A few weeks ago my brother called me. I was at work; he was at work. We both happened to be on break at the same time. Usually, if he tries to call me, I can’t answer. Then he hangs up and sends me a text message. It’s easier to communicate that way since we both work so much and such varying hours. On this phone call, he wanted to ask me a question: Is he a workaholic. My response: maybe.
You may recall that my brother wrote a post a while back about the freelancer’s work week. He’s a freelancer. I bring this up because lately he’s been working 80 hours a week. So he’s banking some money for if/when the work dries up. Freelancers have to do this. But is he going too far? I guess that’s what he called me to ask. Maybe. Right?
Still, I work 50 hours a week. Can you believe that’s less than the average American? It can be really hard to work less when you have the opportunity to make money, because you may not have that opportunity later. There are plenty of unemployed and underemployed Americans out there. What if the work dries up and suddenly we wished we had worked more and saved more when we had the chance? No one ever says, on their deathbed, that they wish they’re worked more, right?

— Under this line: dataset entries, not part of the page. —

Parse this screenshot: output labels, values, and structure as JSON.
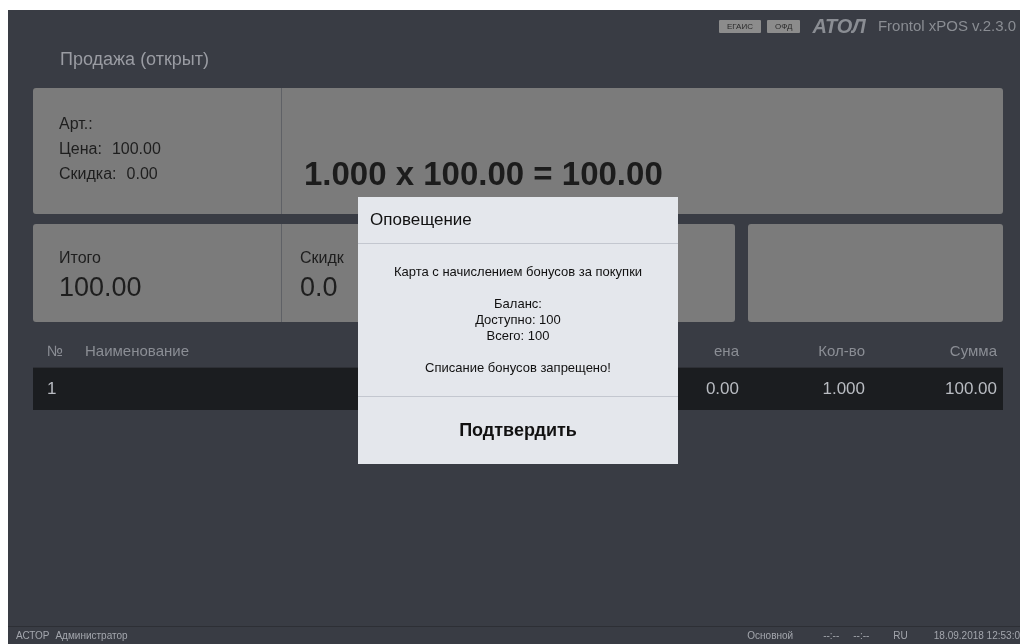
{
  "header": {
    "badges": [
      "ЕГАИС",
      "ОФД"
    ],
    "logo": "АТОЛ",
    "version": "Frontol xPOS v.2.3.0"
  },
  "title": "Продажа (открыт)",
  "item_card": {
    "lines": [
      {
        "label": "Арт.:"
      },
      {
        "label": "Цена:",
        "value": "100.00"
      },
      {
        "label": "Скидка:",
        "value": "0.00"
      }
    ],
    "formula": "1.000 x 100.00 = 100.00"
  },
  "totals": [
    {
      "label": "Итого",
      "value": "100.00"
    },
    {
      "label": "Скидк",
      "value": "0.0"
    }
  ],
  "table": {
    "columns": [
      "№",
      "Наименование",
      "ена",
      "Кол-во",
      "Сумма"
    ],
    "rows": [
      {
        "selected": true,
        "cells": [
          "1",
          "",
          "0.00",
          "1.000",
          "100.00"
        ]
      }
    ]
  },
  "dialog": {
    "title": "Оповещение",
    "paragraphs": [
      [
        "Карта с начислением бонусов за покупки"
      ],
      [
        "Баланс:",
        "Доступно: 100",
        "Всего: 100"
      ],
      [
        "Списание бонусов запрещено!"
      ]
    ],
    "button": "Подтвердить"
  },
  "status_bar": {
    "left": [
      "АСТОР",
      "Администратор"
    ],
    "right": [
      "Основной",
      "--:--",
      "--:--",
      "RU",
      "18.09.2018 12:53:0"
    ]
  }
}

But some people might say, as they’re getting evicted, or choosing between buying medicine or buying food, that they wish they’d worked more hours when there were hours to be worked.

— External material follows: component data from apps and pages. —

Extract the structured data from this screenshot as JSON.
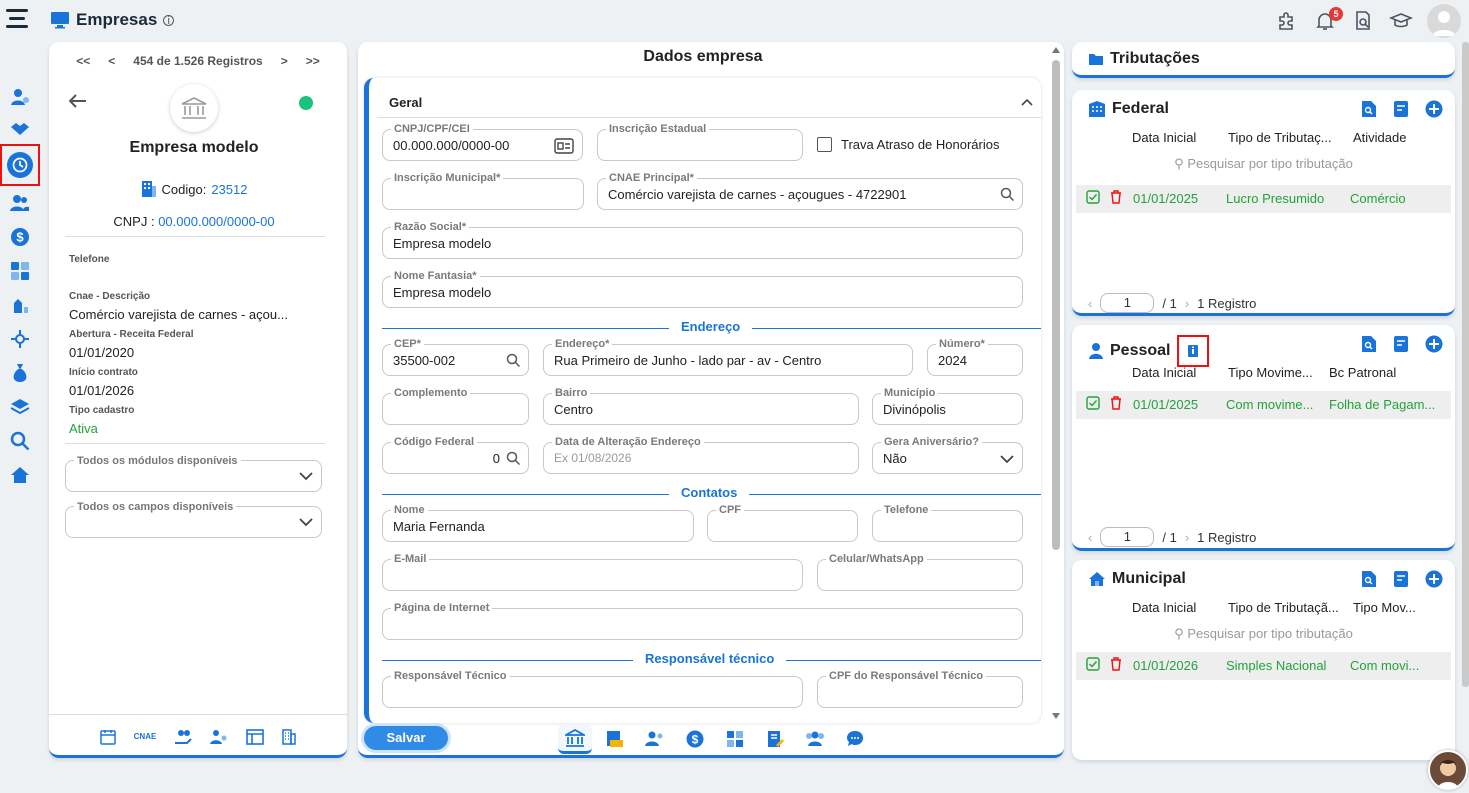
{
  "app": {
    "title": "Empresas",
    "notification_count": "5"
  },
  "left": {
    "nav": {
      "first": "<<",
      "prev": "<",
      "counter": "454 de 1.526 Registros",
      "next": ">",
      "last": ">>"
    },
    "company_name": "Empresa modelo",
    "codigo_label": "Codigo:",
    "codigo_value": "23512",
    "cnpj_label": "CNPJ :",
    "cnpj_value": "00.000.000/0000-00",
    "telefone_label": "Telefone",
    "cnae_label": "Cnae - Descrição",
    "cnae_value": "Comércio varejista de carnes - açou...",
    "abertura_label": "Abertura - Receita Federal",
    "abertura_value": "01/01/2020",
    "inicio_label": "Início contrato",
    "inicio_value": "01/01/2026",
    "tipo_label": "Tipo cadastro",
    "tipo_value": "Ativa",
    "modulos_label": "Todos os módulos disponíveis",
    "campos_label": "Todos os campos disponíveis",
    "cnae_icon_text": "CNAE"
  },
  "center": {
    "title": "Dados empresa",
    "geral": "Geral",
    "cnpj": {
      "label": "CNPJ/CPF/CEI",
      "value": "00.000.000/0000-00"
    },
    "ie": {
      "label": "Inscrição Estadual",
      "value": ""
    },
    "trava": "Trava Atraso de Honorários",
    "im": {
      "label": "Inscrição Municipal*",
      "value": ""
    },
    "cnae": {
      "label": "CNAE Principal*",
      "value": "Comércio varejista de carnes - açougues - 4722901"
    },
    "razao": {
      "label": "Razão Social*",
      "value": "Empresa modelo"
    },
    "fantasia": {
      "label": "Nome Fantasia*",
      "value": "Empresa modelo"
    },
    "endereco_sec": "Endereço",
    "cep": {
      "label": "CEP*",
      "value": "35500-002"
    },
    "endereco": {
      "label": "Endereço*",
      "value": "Rua Primeiro de Junho - lado par - av - Centro"
    },
    "numero": {
      "label": "Número*",
      "value": "2024"
    },
    "complemento": {
      "label": "Complemento",
      "value": ""
    },
    "bairro": {
      "label": "Bairro",
      "value": "Centro"
    },
    "municipio": {
      "label": "Município",
      "value": "Divinópolis"
    },
    "codfed": {
      "label": "Código Federal",
      "value": "0"
    },
    "dataalt": {
      "label": "Data de Alteração Endereço",
      "placeholder": "Ex 01/08/2026"
    },
    "aniv": {
      "label": "Gera Aniversário?",
      "value": "Não"
    },
    "contatos_sec": "Contatos",
    "nome": {
      "label": "Nome",
      "value": "Maria Fernanda"
    },
    "cpf": {
      "label": "CPF",
      "value": ""
    },
    "telefone": {
      "label": "Telefone",
      "value": ""
    },
    "email": {
      "label": "E-Mail",
      "value": ""
    },
    "celular": {
      "label": "Celular/WhatsApp",
      "value": ""
    },
    "pagina": {
      "label": "Página de Internet",
      "value": ""
    },
    "resp_sec": "Responsável técnico",
    "resp": {
      "label": "Responsável Técnico",
      "value": ""
    },
    "cpfresp": {
      "label": "CPF do Responsável Técnico",
      "value": ""
    },
    "salvar": "Salvar"
  },
  "right": {
    "title": "Tributações",
    "federal": {
      "title": "Federal",
      "cols": [
        "Data Inicial",
        "Tipo de Tributaç...",
        "Atividade"
      ],
      "search": "Pesquisar por tipo tributação",
      "row": [
        "01/01/2025",
        "Lucro Presumido",
        "Comércio"
      ],
      "page": "1",
      "total": "/ 1",
      "records": "1 Registro"
    },
    "pessoal": {
      "title": "Pessoal",
      "cols": [
        "Data Inicial",
        "Tipo Movime...",
        "Bc Patronal"
      ],
      "row": [
        "01/01/2025",
        "Com movime...",
        "Folha de Pagam..."
      ],
      "page": "1",
      "total": "/ 1",
      "records": "1 Registro"
    },
    "municipal": {
      "title": "Municipal",
      "cols": [
        "Data Inicial",
        "Tipo de Tributaçã...",
        "Tipo Mov..."
      ],
      "search": "Pesquisar por tipo tributação",
      "row": [
        "01/01/2026",
        "Simples Nacional",
        "Com movi..."
      ]
    }
  },
  "colors": {
    "accent": "#1a73d9",
    "green": "#22a33a",
    "red": "#e11111"
  }
}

It’s that fear that can turn us into workaholics. To be honest, I’ve never been much of a worrier. I’ve started worrying a little more since having kids, especially now that we’re a single income family. My income. But I spend just as much time worrying that I spend too much time at work and not enough time with the family. I certainly don’t want my kids to think I’m a workaholic.
How much do you work? Is it worth it?